Full Text Available In the past century, there have been many attempts to treat cancer with low levels of electric and magnetic fields. We have developed noninvasive biofeedback examination devices and techniques and discovered that patients with the same tumor type exhibit biofeedback responses to the same, precise frequencies. Intrabuccal administration of 27.12 MHz radiofrequency (RF electromagnetic fields (EMF, which are amplitude-modulated at tumor-specific frequencies, results in long-term objective responses in patients with cancer and is not associated with any significant adverse effects. Intrabuccal administration allows for therapeutic delivery of very low and safe levels of EMF throughout the body as exemplified by responses observed in the femur, liver, adrenal glands, and lungs. In vitro studies have demonstrated that tumor-specific frequencies identified in patients with various forms of cancer are capable of blocking the growth of tumor cells in a tissue- and tumor-specific fashion. Current experimental evidence suggests that tumor-specific modulation frequencies regulate the expression of genes involved in migration and invasion and disrupt the mitotic spindle. This novel targeted treatment approach is emerging as an appealing therapeutic option for patients with advanced cancer given its excellent tolerability. Dissection of the molecular mechanisms accounting for the anti-cancer effects of tumor-specific modulation frequencies is likely to lead to the discovery of novel pathways in cancer.
Jacquelyn W. Zimmerman; Hugo Jimenez; Michael J. Pennison; Ivan Brezovich; Desiree Morgan; Albert Mudry; Frederico P. Costa; Alexandre Barbault; Boris Pasche

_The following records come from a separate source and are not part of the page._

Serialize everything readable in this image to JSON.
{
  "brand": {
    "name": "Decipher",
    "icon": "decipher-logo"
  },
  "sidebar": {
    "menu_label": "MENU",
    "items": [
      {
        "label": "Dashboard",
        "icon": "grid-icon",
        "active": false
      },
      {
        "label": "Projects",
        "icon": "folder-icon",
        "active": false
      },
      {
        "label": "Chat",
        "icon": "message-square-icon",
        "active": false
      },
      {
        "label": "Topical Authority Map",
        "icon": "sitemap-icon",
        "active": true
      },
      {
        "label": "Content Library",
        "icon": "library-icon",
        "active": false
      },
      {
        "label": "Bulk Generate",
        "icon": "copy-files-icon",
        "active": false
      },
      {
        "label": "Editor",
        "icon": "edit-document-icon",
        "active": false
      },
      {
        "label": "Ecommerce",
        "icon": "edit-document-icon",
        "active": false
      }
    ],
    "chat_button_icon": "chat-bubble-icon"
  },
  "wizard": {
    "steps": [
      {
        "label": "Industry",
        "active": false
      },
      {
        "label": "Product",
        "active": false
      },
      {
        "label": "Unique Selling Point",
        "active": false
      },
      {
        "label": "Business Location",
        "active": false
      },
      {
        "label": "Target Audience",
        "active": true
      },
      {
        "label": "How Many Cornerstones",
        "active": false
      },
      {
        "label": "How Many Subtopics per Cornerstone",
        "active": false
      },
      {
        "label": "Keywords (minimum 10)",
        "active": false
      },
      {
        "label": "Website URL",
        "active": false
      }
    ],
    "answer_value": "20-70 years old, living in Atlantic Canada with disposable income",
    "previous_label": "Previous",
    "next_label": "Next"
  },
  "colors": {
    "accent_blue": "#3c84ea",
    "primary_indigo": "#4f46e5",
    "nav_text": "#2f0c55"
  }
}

In the past century, there have been many attempts to treat cancer with low levels of electric and magnetic fields. We have developed noninvasive biofeedback examination devices and techniques and discovered that patients with the same tumor type exhibit biofeedback responses to the same, precise frequencies. Intrabuccal administration of 27.12 MHz radiofrequency (RF) electromagnetic fields (EMF), which are amplitude-modulated at tumor-specific frequencies, results in long-term objective responses in patients with cancer and is not associated with any significant adverse effects. Intrabuccal administration al ows for therapeutic delivery of very low and safe levels of EMF throughout the body as exemplified by responses observed in the femur, liver, adrenal glands, and lungs. In vitro studies have demonstrated that tumor-specific frequencies identified in patients with various forms of cancer are capable of blocking the growth of tumor cells in a tissue-and tumor-specific fashion. Current experimental evidence suggests that tumor-specific modulation frequencies regulate the expression of genes involved in migration and invasion and disrupt the mitotic spindle. This novel targeted treatment approach is emerging as an appealing therapeutic option for patients with advanced cancer given its excellent tolerability. Dissection of the molecular mechanisms accounting for the anti-cancer effects of tumor-specific modulation frequencies is likely to lead to the discovery of novel pathways in cancer.